Although the two mirrors function in a similar fashion as the single spherical mirror of the Fastie-Ebert configuration, i.e., first collimating then focusing the dispersed light from the grating, the geometry of the mirrors in the Czerny-Turner configuration is flexible. This allows Czerny-Turner configuration to be designed for producing a flattened spectral field and good coma correction at one wavelength. Other imaging problems such as spherical aberration and astigmatism will remain at all wavelengths. The Cerny-Turner configuration, even when disigned symmetrically, also allows more easiy for larger systems, where a single spherical mirror would be a little bulky.

Cerny Turner

The wavelength range of a monochromator varies with the choice of grating, but commonly they can scan from 160 nm to 500 nm or ever wider ranges. The spectral resolution depends on the widths of the slits, the choice of grating and focal length, but commonly can be less than 10 pm for high resolution OES. A key to the performance of monochromators is the design of the grating movement: the grating is placed on a large drive wheel with motor control, allowing fine and precise positioning of the grating.

This configuration exists in many variations and dimensions. Larger versions are often used in Raman spectrometers, demanding both high resolution and high light throughput.


First published on the web: 15 May 2000.

Authors: Geoff Tyler, Horiba Jobin-Yvon, France; Richard Payling, Surface Analytical, Australia and Thomas Nelis, EMPA Materials Science and Technologoy, Thun, Switzerland.
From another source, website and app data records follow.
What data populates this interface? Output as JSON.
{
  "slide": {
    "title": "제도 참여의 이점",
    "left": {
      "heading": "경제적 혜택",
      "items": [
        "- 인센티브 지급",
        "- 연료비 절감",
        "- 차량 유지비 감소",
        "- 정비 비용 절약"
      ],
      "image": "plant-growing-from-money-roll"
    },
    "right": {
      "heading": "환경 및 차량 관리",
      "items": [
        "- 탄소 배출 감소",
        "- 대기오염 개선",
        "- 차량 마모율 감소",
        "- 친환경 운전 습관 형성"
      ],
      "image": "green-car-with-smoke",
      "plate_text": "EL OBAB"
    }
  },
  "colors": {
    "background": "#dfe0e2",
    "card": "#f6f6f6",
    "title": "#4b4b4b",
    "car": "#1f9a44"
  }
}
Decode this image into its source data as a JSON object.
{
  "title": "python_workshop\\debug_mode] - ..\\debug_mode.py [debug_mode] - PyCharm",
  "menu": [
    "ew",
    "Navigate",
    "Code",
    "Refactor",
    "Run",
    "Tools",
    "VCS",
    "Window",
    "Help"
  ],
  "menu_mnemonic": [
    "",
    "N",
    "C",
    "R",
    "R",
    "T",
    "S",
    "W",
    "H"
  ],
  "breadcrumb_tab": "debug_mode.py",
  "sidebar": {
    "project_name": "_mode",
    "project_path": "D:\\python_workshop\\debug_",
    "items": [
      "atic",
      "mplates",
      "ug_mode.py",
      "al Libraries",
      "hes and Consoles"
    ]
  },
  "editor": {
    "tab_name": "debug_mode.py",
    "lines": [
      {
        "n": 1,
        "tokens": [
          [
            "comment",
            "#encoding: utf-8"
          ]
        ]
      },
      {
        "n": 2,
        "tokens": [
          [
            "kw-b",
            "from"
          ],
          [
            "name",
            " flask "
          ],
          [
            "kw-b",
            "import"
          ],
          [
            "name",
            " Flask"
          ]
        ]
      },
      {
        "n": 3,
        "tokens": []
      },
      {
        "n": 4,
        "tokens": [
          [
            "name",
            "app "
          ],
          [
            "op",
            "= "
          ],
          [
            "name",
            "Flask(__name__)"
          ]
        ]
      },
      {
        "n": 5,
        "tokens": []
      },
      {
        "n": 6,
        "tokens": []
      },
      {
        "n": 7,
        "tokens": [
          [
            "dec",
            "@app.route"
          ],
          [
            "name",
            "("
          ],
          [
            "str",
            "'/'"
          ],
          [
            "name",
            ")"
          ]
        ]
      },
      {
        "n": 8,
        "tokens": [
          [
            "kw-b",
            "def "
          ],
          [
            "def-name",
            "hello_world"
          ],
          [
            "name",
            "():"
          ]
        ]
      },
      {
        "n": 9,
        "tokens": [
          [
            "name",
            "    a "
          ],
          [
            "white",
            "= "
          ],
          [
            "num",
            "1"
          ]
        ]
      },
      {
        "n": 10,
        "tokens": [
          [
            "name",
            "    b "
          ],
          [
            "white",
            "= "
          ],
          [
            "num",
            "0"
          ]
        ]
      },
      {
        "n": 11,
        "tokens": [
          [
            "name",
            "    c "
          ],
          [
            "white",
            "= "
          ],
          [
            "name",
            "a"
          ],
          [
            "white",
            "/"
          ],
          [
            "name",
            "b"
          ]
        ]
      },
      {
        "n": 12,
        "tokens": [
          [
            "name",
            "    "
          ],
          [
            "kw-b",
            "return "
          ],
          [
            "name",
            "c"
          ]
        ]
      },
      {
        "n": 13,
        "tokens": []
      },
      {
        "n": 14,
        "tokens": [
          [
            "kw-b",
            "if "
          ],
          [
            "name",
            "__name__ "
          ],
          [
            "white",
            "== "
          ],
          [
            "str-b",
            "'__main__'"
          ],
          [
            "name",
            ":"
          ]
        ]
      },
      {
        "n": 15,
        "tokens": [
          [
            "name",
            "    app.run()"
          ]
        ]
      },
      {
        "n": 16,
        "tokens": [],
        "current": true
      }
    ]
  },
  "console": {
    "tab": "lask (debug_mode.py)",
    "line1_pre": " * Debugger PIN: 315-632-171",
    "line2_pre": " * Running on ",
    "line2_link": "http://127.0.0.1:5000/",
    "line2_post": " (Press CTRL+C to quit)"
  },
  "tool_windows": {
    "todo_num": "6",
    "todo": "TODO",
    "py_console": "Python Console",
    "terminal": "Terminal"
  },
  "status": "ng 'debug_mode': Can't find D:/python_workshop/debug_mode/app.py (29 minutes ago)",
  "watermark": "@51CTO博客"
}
Last modified : 010.12.2007 by Aranka Derzsi and Giovanni Lotito. The new text is based on a lecture given by Thomas Nelis at the first GLADNET training course in Antwerp Sept. 2007